_Exercise requirements_
For each line of the material, check for the string "available"; then state how many lines had it, giving only the number.

_Data listing_
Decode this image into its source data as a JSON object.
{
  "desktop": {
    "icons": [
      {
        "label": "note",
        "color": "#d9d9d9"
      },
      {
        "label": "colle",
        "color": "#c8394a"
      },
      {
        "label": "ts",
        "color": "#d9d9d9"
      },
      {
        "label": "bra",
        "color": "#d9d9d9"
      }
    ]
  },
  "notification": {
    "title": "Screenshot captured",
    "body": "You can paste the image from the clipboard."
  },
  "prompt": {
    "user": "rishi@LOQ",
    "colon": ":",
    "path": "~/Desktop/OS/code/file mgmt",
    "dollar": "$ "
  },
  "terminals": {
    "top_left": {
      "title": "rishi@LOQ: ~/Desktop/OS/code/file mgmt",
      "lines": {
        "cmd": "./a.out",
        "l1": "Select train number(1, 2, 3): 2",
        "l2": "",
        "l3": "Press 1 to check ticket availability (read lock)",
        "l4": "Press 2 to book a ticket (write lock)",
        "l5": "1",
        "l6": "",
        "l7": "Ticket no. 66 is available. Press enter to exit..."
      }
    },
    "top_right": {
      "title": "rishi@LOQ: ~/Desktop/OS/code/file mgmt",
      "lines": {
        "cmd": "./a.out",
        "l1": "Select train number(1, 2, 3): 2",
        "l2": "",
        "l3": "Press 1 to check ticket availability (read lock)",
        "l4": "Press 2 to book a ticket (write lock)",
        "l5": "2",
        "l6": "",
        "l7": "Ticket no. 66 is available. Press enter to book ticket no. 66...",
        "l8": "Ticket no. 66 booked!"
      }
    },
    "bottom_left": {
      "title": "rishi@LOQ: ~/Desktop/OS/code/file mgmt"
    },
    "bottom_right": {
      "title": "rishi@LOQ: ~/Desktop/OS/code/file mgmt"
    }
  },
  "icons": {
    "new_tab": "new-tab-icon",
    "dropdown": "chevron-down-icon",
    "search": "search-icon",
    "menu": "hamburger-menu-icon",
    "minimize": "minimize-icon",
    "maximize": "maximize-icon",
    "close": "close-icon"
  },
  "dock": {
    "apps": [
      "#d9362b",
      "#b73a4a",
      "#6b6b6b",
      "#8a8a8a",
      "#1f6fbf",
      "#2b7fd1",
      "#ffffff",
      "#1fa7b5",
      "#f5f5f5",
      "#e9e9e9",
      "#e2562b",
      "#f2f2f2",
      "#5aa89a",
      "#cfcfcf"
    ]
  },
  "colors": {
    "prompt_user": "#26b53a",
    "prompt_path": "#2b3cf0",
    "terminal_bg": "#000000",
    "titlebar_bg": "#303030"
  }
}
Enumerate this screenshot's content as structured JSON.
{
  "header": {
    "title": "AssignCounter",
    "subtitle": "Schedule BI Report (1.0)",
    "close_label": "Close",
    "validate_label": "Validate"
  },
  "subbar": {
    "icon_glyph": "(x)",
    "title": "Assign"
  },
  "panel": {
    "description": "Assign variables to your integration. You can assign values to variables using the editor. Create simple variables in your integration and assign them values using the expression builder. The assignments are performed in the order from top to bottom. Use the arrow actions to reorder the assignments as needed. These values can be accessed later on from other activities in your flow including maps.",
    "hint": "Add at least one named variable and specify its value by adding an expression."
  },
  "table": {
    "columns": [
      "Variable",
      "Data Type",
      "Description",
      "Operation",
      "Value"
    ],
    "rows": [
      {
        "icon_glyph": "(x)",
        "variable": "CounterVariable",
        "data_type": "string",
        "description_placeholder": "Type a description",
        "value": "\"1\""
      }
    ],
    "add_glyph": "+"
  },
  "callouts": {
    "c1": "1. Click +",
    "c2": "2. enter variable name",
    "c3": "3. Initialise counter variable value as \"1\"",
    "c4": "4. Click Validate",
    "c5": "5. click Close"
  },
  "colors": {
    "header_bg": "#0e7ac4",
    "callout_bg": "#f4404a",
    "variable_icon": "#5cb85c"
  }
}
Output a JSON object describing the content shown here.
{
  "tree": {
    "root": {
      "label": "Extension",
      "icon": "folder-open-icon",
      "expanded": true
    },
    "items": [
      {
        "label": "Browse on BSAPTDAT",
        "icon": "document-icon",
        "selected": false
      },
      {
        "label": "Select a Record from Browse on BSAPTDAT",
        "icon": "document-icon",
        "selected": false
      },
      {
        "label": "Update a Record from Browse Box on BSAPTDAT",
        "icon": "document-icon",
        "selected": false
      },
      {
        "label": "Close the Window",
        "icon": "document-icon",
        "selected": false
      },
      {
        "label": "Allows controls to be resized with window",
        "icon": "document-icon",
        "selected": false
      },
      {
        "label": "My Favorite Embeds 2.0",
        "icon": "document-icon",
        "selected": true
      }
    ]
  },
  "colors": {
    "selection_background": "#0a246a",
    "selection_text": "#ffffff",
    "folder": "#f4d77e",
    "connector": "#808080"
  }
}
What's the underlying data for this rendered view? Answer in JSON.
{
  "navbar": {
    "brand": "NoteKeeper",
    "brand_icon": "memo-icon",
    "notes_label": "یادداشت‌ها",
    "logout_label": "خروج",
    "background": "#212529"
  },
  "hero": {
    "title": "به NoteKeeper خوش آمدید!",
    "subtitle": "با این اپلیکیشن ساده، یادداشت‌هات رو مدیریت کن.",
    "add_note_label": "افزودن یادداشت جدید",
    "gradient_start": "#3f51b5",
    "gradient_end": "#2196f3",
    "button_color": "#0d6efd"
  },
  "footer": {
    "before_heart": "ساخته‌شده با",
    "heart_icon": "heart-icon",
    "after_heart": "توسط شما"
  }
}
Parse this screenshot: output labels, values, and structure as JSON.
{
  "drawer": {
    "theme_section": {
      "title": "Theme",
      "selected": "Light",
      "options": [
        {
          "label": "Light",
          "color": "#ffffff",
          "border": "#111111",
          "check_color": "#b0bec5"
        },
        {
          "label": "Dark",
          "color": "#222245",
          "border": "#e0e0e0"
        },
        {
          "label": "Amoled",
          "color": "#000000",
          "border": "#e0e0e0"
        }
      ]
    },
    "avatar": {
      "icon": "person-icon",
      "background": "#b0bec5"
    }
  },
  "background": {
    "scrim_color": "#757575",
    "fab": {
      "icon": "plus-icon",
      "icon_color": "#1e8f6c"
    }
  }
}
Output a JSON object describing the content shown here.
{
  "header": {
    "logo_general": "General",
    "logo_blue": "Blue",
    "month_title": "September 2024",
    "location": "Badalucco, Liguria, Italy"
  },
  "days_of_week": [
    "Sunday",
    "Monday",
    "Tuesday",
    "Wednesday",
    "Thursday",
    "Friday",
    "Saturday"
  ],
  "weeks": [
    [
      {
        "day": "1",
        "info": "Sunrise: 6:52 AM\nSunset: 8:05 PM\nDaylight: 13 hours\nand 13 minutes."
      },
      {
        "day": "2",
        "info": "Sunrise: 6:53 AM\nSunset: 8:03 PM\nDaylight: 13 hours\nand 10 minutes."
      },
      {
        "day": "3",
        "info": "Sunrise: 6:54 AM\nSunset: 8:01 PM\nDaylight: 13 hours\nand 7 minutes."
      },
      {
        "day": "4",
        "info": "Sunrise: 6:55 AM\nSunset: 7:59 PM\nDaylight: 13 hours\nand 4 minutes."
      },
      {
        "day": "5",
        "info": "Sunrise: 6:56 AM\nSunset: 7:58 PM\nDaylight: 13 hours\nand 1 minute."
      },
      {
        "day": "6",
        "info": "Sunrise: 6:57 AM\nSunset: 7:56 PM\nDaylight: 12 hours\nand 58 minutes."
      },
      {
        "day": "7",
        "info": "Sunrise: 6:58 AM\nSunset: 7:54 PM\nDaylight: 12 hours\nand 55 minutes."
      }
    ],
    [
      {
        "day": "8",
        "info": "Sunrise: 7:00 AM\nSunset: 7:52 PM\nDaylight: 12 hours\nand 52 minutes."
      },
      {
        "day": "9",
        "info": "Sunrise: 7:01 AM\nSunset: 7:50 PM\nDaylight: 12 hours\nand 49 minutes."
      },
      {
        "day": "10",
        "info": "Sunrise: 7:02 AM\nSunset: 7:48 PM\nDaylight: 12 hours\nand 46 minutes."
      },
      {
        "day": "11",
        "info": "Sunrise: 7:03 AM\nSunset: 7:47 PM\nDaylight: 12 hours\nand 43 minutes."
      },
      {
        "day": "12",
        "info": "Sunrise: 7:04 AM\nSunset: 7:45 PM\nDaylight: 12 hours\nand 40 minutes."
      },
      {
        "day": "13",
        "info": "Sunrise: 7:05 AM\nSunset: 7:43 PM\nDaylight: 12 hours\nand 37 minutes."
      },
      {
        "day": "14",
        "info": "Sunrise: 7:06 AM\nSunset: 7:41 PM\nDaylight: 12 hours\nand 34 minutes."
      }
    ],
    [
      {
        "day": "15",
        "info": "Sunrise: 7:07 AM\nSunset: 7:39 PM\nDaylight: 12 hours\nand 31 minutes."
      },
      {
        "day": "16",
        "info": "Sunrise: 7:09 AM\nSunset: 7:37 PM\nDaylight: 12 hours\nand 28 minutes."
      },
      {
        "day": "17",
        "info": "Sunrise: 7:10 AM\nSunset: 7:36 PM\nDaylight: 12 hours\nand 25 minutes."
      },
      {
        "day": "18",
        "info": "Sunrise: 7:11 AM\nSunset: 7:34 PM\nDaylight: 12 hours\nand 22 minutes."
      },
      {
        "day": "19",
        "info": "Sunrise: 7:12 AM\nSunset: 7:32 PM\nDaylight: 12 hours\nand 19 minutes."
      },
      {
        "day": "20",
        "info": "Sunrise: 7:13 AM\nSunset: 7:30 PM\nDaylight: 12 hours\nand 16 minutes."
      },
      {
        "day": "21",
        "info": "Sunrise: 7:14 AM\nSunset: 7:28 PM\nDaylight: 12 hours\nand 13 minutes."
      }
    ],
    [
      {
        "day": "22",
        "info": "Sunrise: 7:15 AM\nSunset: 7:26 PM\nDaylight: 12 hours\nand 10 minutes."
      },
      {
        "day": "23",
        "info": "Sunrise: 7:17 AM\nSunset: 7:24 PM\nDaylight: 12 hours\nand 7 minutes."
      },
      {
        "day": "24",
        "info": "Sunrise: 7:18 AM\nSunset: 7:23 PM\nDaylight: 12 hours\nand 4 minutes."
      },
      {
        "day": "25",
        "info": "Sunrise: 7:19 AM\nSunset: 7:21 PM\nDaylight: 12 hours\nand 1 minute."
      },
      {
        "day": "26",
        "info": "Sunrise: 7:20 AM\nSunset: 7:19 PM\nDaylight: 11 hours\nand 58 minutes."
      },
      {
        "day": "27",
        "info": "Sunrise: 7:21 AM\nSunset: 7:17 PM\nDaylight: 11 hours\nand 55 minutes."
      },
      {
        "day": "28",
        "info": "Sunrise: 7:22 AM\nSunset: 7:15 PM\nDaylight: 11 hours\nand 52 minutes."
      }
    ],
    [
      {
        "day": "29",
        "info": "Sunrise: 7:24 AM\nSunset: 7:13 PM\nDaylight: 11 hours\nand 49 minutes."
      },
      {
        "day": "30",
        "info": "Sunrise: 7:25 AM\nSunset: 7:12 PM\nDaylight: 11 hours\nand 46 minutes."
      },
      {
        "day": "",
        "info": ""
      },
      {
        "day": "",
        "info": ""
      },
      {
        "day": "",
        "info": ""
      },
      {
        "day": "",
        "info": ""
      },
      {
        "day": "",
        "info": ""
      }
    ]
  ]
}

_Answer_
2